    What’s with these bitter and twisteds?

    Godsakes people, get on with your lives and let recent emigrants share their impressions. As for the devoutly anti-SA diehards, surely if you’re SO over SA you wouldn’t be poking your heads in to get an update?

    Methinks/protest etc etc.


  27. Johnson Johnson 26 June 2008

    My impression of south africans was that they were nice people but very scared of the whole crime scene.

    People were getting murdered and raped every day it was in all the papers and on the news. Many of the houses in Johannesburg were all fenced in with electrics and cameras. People were so scared.

    Here in Sydney there is none of that. You cannot live your life in that way.In a place like that it is better to leave and start again like Sarah has.

  28. Chris Chris 2 July 2008

    @ hedmekanik
    Good one.

    @ irritated and huh
    If you don’t like what you read, then why the **ck are you reading it, and taking up space commenting about it? Jeez. A quick count shows that there are 147 blogs on Thought Leader. Pick the next person’s blog to read, instead of picking on Sarah, for goodness sake. Move on. Please.

    @ Sarah. I agree that this is not thoughtleader material – I would have preferred more depth and analysis – but it is informative and entertaining and a blog. Light reading when a lot of bad things are happening elsewhere. I will keep reading for those reasons. Forget the nay-sayers.

    Good luck.

  29. Krystal Krystal 30 October 2009

    Sydney is the most horrid rudest part of Australia. Not a fair place to judge us on. Sydney people are rude and arrogant in the eyes of many other Australians.
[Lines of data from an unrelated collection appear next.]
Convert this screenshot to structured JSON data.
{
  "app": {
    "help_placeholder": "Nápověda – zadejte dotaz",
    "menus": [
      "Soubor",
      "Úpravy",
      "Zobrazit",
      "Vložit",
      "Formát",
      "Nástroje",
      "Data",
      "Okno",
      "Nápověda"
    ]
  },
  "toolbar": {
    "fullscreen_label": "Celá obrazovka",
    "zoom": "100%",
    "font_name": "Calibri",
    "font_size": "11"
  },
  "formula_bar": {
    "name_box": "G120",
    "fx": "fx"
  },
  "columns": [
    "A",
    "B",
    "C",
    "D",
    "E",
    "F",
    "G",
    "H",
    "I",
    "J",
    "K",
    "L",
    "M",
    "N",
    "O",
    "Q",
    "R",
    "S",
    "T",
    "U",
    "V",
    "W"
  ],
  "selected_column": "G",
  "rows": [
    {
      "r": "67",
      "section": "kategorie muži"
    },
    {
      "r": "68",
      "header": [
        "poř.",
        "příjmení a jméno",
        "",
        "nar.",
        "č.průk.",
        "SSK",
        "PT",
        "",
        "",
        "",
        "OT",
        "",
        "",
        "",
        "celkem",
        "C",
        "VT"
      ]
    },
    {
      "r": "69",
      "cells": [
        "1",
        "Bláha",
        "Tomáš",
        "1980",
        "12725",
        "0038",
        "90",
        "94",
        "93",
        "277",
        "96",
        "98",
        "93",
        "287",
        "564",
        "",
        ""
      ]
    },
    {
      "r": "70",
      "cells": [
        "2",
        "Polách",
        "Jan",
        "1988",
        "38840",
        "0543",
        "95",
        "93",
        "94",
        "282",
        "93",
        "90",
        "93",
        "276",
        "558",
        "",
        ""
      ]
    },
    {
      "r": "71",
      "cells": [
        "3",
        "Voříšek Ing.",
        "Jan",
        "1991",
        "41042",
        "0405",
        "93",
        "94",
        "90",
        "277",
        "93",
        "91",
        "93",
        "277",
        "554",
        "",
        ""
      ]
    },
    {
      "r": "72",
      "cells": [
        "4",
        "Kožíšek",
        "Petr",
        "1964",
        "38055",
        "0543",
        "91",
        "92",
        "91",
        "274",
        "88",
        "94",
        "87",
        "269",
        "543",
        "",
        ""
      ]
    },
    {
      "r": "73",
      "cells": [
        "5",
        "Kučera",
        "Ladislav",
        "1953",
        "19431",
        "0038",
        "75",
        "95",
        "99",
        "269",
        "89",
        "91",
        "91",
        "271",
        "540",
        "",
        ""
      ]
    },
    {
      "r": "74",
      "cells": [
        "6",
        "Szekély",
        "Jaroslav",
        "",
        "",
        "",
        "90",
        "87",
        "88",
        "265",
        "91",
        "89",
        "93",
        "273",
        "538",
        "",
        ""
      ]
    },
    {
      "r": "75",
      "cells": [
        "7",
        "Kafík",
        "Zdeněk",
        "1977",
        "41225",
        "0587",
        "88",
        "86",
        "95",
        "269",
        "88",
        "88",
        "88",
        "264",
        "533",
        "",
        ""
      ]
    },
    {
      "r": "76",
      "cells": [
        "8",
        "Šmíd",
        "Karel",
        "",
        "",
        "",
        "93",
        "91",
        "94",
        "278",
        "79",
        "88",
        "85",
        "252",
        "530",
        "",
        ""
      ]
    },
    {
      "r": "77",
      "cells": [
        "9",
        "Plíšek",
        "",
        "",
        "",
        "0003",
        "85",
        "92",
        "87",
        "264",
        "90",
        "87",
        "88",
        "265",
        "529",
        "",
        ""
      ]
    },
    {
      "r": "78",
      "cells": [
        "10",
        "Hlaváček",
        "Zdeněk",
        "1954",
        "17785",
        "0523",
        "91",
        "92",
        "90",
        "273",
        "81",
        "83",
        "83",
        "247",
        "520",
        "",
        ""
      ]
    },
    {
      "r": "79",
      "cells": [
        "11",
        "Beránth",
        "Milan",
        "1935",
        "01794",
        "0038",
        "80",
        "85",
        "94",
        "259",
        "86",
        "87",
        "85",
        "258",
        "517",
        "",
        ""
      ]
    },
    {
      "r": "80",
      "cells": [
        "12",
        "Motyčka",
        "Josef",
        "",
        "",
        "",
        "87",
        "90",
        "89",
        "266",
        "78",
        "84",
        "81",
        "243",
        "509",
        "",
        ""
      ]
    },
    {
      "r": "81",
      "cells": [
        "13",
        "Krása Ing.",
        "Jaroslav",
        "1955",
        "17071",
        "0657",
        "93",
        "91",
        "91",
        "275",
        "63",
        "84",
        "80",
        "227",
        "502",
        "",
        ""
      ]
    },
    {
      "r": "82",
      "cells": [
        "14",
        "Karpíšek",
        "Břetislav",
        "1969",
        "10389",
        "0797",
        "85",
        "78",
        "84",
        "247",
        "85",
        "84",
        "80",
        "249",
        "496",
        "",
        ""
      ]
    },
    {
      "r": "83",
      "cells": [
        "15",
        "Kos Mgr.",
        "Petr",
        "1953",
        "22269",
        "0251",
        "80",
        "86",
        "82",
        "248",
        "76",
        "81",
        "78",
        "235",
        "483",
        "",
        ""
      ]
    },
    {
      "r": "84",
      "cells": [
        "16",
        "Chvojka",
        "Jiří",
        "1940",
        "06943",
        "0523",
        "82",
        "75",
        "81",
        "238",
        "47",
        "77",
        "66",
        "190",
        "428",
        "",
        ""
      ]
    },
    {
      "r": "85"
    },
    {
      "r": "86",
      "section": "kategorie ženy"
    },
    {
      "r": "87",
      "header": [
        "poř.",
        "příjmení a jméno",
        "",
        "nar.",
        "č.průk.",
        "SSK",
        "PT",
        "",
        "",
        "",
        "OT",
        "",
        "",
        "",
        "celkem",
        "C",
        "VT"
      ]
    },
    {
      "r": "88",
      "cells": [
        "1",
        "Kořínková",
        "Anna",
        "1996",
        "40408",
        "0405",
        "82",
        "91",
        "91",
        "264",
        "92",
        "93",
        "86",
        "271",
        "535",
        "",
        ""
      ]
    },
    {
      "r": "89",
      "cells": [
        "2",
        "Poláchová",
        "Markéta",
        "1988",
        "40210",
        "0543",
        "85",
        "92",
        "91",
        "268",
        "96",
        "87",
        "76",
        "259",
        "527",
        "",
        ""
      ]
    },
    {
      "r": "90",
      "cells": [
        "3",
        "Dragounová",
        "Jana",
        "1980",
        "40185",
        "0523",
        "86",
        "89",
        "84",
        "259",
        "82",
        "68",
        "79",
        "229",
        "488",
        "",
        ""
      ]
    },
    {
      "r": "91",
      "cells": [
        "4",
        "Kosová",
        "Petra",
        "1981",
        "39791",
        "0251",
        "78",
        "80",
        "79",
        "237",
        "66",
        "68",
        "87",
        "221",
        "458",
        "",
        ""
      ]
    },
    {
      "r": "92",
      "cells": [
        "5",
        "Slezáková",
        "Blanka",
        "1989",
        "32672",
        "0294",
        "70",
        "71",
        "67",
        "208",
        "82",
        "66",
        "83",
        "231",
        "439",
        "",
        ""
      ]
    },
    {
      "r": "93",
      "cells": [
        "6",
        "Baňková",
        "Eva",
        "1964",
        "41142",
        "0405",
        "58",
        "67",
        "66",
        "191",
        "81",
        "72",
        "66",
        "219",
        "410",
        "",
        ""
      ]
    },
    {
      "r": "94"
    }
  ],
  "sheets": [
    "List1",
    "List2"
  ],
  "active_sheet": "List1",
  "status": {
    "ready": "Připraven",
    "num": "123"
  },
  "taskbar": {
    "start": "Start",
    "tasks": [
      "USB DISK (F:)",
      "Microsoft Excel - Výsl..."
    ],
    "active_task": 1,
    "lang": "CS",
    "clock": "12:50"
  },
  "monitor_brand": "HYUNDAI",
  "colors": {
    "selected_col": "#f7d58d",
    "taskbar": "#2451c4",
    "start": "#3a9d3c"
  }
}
You def need to get out past Sydney to have even a clue about this country.

  30. Outsider Outsider 8 February 2012

    dont come to australia unless your white, you will be told to go home, racialy abused, and made to fell like an outsider even though all non Aboriginals are outsiders, its a weird place, if your not white and are thinking about coming here, seek comments from people who are considered “outside” of the majority, but yes Sydney is not a great example of the real Australia

  31. Emma Emma 20 September 2012

    I live in Australia and I NEVER use phrases like “no worries” or, “thanks, mate”.

Leave a Reply